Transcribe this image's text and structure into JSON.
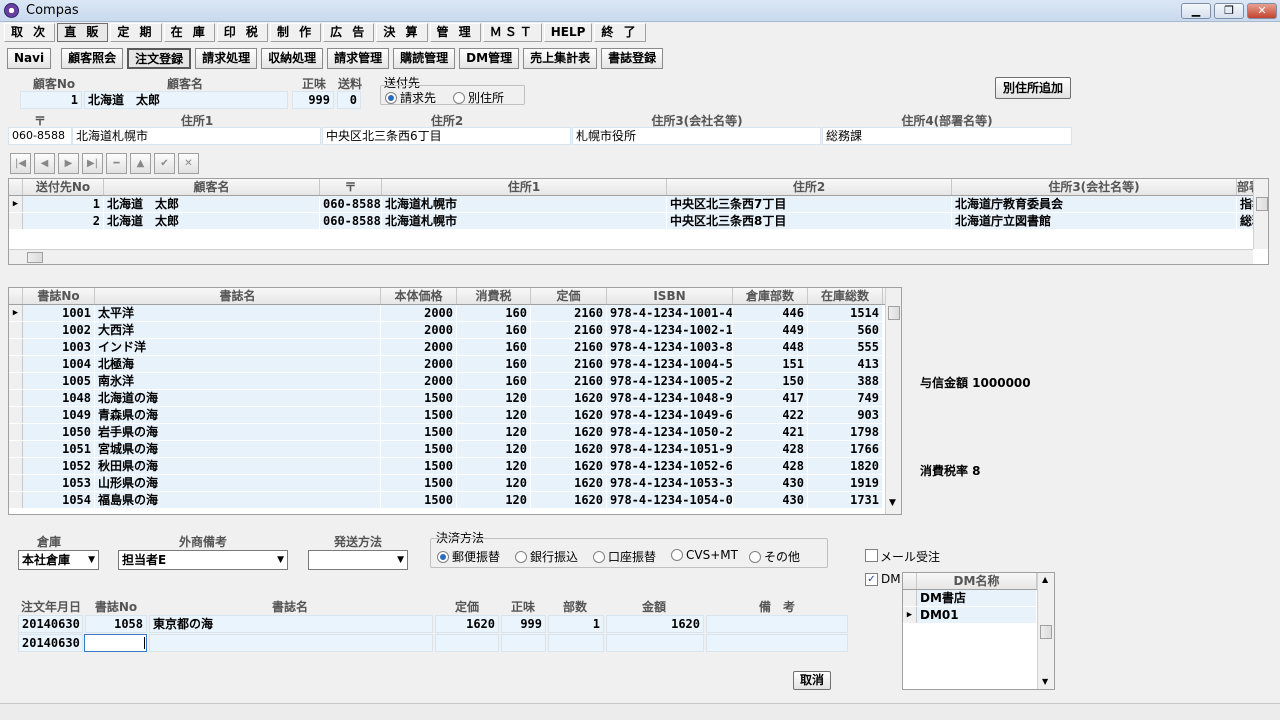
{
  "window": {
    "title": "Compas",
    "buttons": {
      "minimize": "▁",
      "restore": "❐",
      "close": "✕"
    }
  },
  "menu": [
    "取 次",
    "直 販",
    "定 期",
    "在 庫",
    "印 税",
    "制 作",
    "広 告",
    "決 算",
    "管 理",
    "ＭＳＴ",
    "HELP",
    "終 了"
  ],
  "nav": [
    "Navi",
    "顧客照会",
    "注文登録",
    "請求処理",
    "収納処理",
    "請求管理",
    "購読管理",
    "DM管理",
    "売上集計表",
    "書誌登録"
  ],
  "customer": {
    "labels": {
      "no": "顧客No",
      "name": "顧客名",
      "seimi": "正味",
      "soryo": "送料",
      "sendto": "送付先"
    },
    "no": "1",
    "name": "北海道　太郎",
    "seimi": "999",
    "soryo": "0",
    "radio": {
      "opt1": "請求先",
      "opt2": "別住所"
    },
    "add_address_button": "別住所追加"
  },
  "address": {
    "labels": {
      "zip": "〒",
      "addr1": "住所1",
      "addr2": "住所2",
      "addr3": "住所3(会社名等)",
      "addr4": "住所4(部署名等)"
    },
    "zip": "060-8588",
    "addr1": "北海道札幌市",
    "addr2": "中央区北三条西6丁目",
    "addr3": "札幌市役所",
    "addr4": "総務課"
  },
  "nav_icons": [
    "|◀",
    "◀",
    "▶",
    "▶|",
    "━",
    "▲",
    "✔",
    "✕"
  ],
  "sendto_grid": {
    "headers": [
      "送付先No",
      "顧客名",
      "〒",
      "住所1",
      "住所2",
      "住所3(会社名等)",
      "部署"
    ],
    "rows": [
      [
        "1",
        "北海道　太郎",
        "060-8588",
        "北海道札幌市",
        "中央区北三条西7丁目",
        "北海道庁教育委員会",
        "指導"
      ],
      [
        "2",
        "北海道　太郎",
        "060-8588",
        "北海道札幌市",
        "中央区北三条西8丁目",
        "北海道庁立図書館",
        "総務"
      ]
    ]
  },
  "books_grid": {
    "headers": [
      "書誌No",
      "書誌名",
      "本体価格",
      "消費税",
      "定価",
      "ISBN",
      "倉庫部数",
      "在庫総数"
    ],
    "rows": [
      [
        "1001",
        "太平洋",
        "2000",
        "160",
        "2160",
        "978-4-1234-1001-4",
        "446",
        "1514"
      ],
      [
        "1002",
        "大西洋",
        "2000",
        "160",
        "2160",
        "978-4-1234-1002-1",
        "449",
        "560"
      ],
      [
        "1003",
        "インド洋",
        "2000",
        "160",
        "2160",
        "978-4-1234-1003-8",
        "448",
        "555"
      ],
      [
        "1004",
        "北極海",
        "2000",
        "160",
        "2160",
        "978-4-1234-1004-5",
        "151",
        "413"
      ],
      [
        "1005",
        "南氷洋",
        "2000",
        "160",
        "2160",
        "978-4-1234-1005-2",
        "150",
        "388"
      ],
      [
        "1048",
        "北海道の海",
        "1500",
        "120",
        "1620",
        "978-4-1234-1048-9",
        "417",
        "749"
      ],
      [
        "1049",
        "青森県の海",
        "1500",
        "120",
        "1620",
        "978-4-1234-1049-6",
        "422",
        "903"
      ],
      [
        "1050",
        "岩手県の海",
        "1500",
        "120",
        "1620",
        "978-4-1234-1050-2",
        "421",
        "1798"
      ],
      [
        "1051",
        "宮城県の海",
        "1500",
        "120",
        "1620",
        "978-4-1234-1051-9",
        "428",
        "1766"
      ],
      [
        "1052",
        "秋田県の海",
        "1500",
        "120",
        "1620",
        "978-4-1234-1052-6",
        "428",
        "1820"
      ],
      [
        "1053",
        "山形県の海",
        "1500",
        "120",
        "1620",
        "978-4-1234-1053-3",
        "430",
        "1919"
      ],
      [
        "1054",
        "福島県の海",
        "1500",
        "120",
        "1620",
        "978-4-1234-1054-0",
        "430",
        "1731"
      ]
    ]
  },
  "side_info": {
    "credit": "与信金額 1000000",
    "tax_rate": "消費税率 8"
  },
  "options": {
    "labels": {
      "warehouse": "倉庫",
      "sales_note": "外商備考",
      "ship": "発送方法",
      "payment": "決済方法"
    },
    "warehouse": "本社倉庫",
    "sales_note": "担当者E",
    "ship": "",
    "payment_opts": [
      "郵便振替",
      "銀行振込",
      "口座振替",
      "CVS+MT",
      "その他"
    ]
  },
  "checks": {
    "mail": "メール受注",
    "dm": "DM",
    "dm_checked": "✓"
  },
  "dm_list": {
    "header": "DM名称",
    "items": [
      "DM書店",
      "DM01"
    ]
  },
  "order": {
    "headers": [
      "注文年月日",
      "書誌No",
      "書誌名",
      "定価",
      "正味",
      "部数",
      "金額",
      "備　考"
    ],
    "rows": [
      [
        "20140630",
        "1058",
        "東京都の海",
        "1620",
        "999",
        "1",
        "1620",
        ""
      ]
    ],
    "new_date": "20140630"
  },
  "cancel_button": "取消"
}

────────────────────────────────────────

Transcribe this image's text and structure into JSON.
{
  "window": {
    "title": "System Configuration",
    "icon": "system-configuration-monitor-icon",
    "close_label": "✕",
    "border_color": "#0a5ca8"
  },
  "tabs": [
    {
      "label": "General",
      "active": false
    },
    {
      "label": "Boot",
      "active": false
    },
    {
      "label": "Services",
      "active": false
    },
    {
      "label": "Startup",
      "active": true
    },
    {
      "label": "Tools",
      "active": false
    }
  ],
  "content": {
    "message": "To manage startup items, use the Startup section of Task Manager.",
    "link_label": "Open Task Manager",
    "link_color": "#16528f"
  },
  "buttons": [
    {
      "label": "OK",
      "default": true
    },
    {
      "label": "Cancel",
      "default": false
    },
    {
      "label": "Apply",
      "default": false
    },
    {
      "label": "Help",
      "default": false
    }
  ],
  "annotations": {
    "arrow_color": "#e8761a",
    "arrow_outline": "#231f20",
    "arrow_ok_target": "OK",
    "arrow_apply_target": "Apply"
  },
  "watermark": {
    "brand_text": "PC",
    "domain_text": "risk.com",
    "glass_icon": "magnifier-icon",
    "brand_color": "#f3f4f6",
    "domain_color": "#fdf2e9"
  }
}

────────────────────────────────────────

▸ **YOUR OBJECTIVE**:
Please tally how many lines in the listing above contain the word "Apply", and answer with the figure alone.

▸ **EXERCISE ANSWER**:
2